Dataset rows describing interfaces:
━━━
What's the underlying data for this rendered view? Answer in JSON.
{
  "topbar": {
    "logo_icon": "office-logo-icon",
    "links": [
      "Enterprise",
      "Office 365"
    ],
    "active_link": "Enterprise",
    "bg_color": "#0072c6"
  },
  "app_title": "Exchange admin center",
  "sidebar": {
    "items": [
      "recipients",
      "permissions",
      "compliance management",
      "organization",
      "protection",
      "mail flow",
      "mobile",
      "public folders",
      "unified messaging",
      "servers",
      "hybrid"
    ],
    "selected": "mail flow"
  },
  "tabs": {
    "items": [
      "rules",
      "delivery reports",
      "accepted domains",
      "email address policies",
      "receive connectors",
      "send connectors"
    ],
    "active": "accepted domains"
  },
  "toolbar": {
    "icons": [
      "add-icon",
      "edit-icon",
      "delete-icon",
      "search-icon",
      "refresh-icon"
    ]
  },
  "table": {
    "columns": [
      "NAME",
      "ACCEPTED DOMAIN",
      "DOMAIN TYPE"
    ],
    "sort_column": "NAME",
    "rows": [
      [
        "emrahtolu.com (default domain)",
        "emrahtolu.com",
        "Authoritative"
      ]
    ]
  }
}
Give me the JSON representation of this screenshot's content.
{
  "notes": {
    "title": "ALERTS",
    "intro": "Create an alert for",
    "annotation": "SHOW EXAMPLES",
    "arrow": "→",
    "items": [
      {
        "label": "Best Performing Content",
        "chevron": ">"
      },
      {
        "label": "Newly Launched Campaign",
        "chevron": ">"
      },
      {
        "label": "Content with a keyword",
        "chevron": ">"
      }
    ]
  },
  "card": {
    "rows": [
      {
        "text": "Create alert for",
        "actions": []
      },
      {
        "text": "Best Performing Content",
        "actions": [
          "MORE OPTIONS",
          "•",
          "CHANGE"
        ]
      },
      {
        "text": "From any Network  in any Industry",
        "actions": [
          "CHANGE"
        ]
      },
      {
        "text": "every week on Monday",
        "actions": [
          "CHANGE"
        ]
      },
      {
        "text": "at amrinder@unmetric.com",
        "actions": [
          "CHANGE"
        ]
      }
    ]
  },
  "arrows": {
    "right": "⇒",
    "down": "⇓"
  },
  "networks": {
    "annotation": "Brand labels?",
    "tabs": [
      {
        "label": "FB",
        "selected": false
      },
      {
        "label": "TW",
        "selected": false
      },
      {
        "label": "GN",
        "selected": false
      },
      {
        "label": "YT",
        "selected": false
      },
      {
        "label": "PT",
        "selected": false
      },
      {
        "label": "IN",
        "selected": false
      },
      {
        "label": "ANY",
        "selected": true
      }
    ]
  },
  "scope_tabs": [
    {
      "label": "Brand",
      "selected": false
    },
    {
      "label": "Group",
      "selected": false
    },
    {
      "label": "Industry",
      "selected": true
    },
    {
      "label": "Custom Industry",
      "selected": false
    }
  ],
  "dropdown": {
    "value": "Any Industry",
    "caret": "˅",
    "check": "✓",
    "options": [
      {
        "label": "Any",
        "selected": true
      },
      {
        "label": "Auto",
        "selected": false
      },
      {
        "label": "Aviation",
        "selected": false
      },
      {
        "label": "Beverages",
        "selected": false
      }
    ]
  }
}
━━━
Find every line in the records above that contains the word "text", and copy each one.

        "text": "Create alert for",
        "text": "Best Performing Content",
        "text": "From any Network  in any Industry",
        "text": "every week on Monday",
        "text": "at amrinder@unmetric.com",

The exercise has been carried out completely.